Born in 1950, Jim Evans grew up in Southern California, taking a keen interest in the booming surfing culture of his native San Diego which took hold in the early sixties. When not sidetracked by his high school studies, Evans spent his days on the coast preparing for surf competitions and helping to paint local surf stores. His nights were spent practicing in a surf rock group, influenced by Link Wray and Buddy Holly, and designing logos and flyers for other local bands.
Jim Evans never lost sight of his passion for art along with his love of music, however, while increasingly aware of the significant cultural and political revolutions going on around the world at the time. Indeed, it was the looming threat of the draft which led the self-described “dopey cartoonist” to relocate to Santa Monica and enrol at the Art Center College of Design and CalArts.
It was during his time at art college that Evans made his first forays into drawing for countercultural papers like the Los Angeles Free Press, Surfer and Yellow Dog. This was the most widely-published of the Underground Comix, and his comic strips sat alongside those from the illustrious likes of R Crumb. By this point, he was being commissioned so frequently that, as Evans puts it, “I didn’t even bother to finish art school,” and he relocated to Hawaii in 1971, painting for brands like Hawaiian Airlines, as well as surfing magazines and concert posters.

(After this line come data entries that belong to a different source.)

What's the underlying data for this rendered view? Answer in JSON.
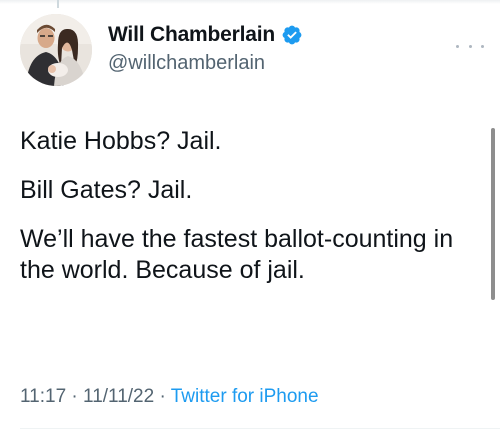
{
  "tweet": {
    "author": {
      "display_name": "Will Chamberlain",
      "handle": "@willchamberlain",
      "verified": true,
      "avatar_icon": "profile-photo-couple"
    },
    "more_icon": "more-dots-icon",
    "body": [
      "Katie Hobbs? Jail.",
      "Bill Gates? Jail.",
      "We’ll have the fastest ballot-counting in the world. Because of jail."
    ],
    "meta": {
      "time": "11:17",
      "separator": "·",
      "date": "11/11/22",
      "source": "Twitter for iPhone"
    }
  },
  "colors": {
    "text_primary": "#0f1419",
    "text_secondary": "#536471",
    "link": "#1d9bf0",
    "verified_badge": "#1d9bf0"
  }
}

By the mid-seventies, having returned to California, Jim Evans was creating artwork and logos for many of the musicians he’d grown up idolising, from The Doors’ Robbie Krieger to the kings of surf themselves, The Beach Boys. However, he also took more straightforward commercial work, most notably for Cadillac Wheels. Yet, after the late-seventies punk boom rendered his more psychedelic leanings outdated, he found himself going in an even more commercial direction, albeit still with one eye on the counterculture.
This period of Jim Evans’s art career included the creation of fine art-indebted prints of rock heroes like Jimi Hendrix and Elvis, in a series called Icon Narratives. He also designed the lettering, posters and graphics for Neil Young’s 1979 album and concert film Rust Never Sleeps, and posters for cult films like John Carpenter’s Dark Star.
These idyllic years ended abruptly when a series of fires engulfed his Malibu home, including most of his archive. However, shortly before the 1993 blaze, Evans had run into members of the bands Nirvana and L7, who asked him to return to his roots and design a poster for a benefit concert they were putting on. The show, named Rock For Choice, thrust him into the consciousness of what had just been dubbed Generation X.
Between 1994 and 1998, Evans created more than 200 posters for alternative rock artists ranging from Beastie Boys and Beck to Foo Fighters and Rage Against The Machine, as well as the Tibetan Freedom Concert and Lollapalooza music festivals. These were created in collaboration with fellow artists Rolo Castillo and Gibran Evans under the moniker of TAZ.
While working as part of TAZ, Evans also began to see the potential of the internet, and not only formed his own online record label, Atomic Pop, but began to design websites for major motion pictures like Se7en, Fear and Loathing in Las Vegas and Men in Black. Occasionally making return forays into rock poster design and fine art, continues to work on elevated, artistically-minded digital marketing campaigns for Hollywood from his Malibu studio, as part of his current venture, Division 13 Design Group.